(MATERIAL PROVIDED Opens)

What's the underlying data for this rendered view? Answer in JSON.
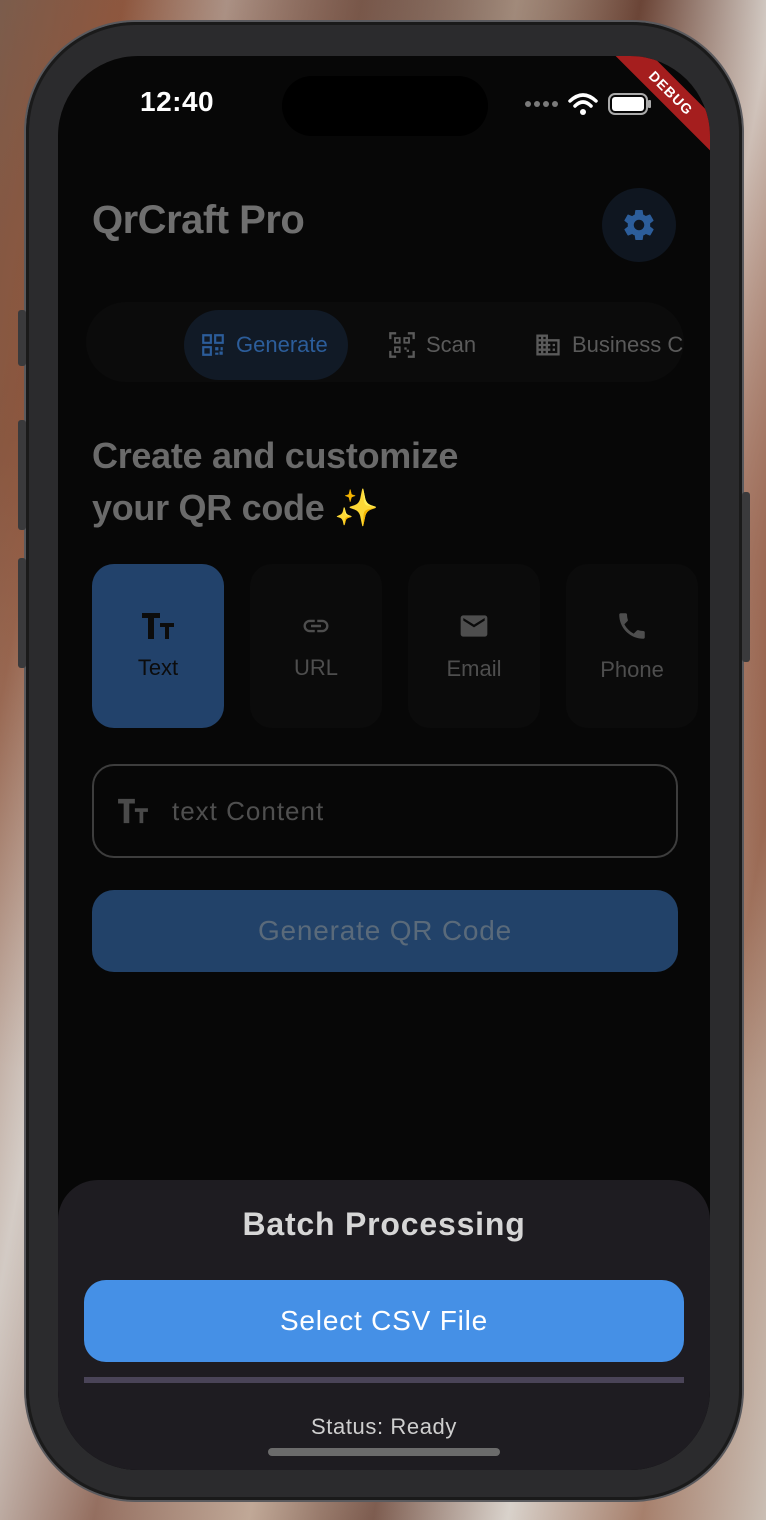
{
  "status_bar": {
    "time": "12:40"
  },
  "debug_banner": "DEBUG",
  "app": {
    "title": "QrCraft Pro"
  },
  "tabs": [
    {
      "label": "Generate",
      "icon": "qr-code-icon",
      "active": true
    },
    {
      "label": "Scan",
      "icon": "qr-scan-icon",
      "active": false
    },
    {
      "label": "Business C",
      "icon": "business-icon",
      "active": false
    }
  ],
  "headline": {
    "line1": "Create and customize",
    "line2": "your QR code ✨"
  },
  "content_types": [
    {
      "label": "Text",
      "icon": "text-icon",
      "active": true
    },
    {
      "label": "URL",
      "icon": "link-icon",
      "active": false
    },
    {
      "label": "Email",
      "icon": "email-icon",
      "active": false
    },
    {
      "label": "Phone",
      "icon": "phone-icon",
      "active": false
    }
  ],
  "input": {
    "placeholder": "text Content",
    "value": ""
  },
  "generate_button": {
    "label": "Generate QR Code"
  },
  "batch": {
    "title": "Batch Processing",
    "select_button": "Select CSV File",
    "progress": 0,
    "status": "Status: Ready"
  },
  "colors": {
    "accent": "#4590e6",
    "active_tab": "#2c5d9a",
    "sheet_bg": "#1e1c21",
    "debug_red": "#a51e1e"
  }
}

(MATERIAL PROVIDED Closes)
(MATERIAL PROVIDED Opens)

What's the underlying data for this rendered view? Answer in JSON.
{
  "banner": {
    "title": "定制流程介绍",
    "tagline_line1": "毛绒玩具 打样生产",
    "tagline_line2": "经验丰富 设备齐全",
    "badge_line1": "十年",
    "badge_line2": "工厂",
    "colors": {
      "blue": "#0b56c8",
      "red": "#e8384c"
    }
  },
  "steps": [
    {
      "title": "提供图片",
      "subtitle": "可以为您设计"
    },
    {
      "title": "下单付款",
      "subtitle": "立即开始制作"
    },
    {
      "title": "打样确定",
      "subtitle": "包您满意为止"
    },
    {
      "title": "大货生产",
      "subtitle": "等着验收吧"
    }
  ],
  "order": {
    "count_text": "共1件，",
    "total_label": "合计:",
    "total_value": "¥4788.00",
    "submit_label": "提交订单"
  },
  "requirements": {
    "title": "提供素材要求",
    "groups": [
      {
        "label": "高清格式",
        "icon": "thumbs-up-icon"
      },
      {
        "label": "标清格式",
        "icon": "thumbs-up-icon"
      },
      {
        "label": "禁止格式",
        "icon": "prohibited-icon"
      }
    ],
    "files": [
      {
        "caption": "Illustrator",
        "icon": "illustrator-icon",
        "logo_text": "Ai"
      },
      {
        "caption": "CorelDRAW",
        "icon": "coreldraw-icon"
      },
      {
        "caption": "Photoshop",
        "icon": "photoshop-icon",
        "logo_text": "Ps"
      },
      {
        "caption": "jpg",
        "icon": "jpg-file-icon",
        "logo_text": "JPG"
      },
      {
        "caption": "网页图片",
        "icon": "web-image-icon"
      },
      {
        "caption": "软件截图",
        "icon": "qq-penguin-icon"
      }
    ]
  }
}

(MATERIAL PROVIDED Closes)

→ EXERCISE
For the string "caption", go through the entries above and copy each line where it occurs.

→ SOLUTION TO THE PROBLEM
        "caption": "Illustrator",
        "caption": "CorelDRAW",
        "caption": "Photoshop",
        "caption": "jpg",
        "caption": "网页图片",
        "caption": "软件截图",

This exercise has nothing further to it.